Filter the entries beneath this task, copying only the lines that hold the word "margin".

Extracted material:
<<<<
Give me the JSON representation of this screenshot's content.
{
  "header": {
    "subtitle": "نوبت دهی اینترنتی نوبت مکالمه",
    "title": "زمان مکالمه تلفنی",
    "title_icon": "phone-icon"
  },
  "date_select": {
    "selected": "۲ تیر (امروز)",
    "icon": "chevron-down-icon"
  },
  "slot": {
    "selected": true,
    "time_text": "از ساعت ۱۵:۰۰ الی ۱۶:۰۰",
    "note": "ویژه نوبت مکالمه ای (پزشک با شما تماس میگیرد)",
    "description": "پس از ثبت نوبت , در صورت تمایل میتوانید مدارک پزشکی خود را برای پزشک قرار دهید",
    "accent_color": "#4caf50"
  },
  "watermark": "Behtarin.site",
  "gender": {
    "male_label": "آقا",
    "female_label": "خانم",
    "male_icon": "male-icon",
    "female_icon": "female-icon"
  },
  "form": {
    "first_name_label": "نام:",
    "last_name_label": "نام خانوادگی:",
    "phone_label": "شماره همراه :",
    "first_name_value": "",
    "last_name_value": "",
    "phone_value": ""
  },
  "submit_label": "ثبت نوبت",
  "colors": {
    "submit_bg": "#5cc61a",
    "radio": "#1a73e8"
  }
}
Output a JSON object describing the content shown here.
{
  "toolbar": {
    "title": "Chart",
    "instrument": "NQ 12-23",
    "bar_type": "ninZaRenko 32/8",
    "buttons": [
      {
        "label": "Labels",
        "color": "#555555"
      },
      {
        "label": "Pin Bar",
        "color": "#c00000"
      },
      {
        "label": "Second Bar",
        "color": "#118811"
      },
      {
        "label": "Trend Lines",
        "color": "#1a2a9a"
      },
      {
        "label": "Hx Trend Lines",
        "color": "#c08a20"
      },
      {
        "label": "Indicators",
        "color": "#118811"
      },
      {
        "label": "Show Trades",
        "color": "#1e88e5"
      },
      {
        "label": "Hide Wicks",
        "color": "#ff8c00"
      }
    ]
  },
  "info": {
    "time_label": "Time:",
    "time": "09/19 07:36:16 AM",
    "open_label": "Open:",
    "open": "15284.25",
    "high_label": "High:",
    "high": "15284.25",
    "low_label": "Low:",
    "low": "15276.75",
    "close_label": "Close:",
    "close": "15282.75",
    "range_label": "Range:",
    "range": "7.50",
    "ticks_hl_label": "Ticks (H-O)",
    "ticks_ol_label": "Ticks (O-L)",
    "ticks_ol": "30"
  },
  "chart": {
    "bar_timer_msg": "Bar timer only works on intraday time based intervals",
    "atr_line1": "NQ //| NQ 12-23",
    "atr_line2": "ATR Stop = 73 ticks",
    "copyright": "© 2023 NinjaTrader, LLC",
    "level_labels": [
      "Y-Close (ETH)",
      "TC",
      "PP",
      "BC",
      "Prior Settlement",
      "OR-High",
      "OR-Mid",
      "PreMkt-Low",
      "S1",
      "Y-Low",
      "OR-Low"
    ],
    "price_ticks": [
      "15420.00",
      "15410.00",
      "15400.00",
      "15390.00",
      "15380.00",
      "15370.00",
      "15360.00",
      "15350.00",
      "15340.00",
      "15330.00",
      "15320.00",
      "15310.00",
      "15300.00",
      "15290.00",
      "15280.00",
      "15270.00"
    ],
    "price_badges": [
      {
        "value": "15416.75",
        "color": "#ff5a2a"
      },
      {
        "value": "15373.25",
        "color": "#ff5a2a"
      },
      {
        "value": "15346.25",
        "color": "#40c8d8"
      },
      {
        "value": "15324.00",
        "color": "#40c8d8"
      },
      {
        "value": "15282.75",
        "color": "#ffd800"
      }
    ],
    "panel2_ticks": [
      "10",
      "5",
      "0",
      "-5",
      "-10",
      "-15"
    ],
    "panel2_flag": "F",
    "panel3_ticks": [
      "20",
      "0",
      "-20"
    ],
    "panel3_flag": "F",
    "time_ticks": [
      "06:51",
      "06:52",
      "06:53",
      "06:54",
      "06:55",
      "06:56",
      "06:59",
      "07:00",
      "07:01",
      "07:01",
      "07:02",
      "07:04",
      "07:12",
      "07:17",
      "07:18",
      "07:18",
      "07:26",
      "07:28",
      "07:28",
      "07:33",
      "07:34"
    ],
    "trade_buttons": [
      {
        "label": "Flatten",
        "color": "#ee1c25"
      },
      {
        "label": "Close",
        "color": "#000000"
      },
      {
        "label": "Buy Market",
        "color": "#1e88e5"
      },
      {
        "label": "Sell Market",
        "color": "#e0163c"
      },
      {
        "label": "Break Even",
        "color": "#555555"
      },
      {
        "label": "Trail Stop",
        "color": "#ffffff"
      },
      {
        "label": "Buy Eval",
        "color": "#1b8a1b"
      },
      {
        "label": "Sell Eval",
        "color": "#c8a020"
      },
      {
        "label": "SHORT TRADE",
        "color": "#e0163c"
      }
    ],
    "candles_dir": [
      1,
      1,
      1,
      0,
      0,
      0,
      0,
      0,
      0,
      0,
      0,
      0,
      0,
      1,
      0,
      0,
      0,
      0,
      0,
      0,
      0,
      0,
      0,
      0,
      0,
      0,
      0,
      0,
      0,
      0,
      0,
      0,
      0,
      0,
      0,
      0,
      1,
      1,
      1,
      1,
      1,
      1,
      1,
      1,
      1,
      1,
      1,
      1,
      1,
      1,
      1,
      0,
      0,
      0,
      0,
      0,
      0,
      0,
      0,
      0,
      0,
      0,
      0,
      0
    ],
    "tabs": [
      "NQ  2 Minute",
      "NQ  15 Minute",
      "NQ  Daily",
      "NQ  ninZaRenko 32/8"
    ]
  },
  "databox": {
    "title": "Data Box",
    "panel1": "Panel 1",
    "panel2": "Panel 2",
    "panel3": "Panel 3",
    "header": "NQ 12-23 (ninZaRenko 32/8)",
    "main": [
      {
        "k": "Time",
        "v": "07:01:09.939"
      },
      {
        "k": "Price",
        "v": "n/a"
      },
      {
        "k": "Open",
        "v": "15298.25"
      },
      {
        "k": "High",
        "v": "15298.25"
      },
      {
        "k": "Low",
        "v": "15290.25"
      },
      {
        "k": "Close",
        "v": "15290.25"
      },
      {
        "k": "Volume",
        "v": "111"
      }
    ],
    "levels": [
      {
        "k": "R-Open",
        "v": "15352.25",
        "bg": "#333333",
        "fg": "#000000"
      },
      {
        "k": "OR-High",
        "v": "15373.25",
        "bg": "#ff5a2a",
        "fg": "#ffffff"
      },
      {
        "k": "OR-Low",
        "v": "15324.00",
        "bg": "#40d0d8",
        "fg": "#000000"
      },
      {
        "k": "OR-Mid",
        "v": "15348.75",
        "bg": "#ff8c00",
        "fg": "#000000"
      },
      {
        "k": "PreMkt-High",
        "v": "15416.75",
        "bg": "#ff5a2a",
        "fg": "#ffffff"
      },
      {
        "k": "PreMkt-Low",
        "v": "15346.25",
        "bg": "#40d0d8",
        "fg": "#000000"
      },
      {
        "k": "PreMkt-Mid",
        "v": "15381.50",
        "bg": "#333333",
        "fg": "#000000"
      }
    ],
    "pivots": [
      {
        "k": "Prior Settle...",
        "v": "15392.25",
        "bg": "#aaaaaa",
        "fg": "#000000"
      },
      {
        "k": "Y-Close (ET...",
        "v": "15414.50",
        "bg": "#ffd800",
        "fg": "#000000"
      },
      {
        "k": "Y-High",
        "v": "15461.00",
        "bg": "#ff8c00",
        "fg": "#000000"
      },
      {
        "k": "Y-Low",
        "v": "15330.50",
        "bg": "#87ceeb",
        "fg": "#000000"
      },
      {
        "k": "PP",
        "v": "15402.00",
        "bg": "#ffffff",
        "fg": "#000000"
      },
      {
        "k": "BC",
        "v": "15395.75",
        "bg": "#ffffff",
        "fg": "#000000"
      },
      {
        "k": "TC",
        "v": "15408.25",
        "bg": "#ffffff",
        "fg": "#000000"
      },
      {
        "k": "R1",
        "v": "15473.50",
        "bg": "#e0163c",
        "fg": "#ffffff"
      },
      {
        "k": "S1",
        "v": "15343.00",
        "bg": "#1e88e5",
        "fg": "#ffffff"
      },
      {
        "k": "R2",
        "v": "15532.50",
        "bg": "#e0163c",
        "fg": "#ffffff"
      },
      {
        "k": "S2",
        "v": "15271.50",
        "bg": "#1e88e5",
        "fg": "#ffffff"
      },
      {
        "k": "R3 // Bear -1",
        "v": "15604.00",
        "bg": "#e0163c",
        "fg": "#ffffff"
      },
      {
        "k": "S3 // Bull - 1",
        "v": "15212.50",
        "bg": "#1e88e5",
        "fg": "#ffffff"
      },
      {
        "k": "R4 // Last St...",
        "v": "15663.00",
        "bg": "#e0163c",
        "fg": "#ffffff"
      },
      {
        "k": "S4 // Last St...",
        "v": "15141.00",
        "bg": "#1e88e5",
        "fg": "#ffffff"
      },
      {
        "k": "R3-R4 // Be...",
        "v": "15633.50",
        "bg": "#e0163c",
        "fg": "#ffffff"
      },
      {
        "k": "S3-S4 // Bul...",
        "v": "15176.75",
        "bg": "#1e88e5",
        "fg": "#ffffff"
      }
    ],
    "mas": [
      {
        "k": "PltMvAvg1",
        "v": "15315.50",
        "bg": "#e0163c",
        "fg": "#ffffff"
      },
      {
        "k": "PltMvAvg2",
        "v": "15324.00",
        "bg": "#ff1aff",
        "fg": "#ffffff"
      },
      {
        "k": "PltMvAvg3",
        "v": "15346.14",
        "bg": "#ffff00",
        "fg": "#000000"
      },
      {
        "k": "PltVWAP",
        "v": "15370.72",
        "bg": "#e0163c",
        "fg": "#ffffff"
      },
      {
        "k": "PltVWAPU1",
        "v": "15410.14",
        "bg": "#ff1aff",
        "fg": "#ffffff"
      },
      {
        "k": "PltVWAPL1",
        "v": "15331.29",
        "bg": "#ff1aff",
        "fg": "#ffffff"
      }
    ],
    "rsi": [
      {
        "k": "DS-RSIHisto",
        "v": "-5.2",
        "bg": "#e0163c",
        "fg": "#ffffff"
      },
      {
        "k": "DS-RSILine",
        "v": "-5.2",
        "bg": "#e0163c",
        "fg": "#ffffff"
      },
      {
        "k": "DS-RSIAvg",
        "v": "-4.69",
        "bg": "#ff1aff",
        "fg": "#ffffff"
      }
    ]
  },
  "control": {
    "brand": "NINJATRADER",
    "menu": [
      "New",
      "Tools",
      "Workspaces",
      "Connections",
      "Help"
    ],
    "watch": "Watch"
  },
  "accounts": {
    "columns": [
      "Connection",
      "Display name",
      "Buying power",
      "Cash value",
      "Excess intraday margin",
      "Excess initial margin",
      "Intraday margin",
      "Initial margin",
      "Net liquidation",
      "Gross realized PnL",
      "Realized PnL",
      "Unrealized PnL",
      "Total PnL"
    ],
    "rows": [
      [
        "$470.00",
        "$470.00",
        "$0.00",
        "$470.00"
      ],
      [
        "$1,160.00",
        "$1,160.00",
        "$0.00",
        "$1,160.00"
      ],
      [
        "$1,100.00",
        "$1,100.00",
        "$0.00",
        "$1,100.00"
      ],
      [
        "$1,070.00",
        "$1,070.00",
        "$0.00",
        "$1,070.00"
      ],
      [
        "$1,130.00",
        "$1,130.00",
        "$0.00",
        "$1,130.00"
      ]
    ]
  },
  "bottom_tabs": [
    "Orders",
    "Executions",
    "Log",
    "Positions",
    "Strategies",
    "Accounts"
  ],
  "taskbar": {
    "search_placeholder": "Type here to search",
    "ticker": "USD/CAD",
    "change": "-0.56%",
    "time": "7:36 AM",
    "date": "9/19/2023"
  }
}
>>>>
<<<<
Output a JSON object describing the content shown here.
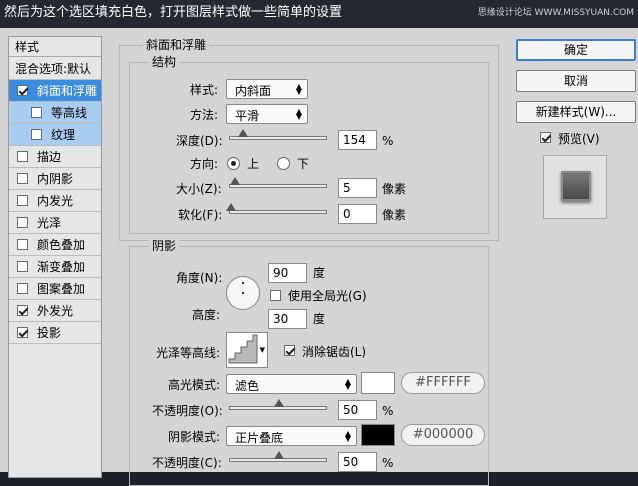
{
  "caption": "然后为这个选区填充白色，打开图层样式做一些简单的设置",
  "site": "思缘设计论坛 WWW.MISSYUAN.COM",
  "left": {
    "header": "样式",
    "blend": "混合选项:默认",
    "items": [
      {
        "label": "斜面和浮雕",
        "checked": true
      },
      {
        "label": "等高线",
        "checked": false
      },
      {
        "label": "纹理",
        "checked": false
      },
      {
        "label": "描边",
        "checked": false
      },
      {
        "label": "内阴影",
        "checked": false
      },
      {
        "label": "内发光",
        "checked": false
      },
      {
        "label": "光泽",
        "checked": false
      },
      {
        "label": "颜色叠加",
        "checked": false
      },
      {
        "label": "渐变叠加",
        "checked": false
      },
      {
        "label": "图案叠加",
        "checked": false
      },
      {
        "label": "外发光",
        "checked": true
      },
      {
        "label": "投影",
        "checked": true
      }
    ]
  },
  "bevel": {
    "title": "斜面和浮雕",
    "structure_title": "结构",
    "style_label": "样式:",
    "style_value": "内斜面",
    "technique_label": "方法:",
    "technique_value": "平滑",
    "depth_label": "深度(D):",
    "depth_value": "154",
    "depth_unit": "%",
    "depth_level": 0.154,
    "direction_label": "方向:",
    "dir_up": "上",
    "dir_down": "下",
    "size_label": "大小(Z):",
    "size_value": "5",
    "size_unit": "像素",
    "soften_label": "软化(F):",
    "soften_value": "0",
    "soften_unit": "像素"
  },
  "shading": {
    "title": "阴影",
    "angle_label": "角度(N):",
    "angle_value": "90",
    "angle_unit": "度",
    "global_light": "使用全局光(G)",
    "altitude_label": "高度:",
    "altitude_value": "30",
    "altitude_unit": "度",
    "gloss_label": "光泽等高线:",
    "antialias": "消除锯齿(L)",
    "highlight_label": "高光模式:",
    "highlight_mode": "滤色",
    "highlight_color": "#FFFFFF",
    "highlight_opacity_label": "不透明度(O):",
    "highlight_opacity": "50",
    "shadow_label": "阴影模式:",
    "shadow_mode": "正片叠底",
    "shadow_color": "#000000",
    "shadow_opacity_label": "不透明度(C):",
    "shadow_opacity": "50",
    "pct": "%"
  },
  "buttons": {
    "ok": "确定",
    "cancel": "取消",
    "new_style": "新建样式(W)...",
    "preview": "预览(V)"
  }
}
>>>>
The answer:
      "Excess intraday margin",
      "Excess initial margin",
      "Intraday margin",
      "Initial margin",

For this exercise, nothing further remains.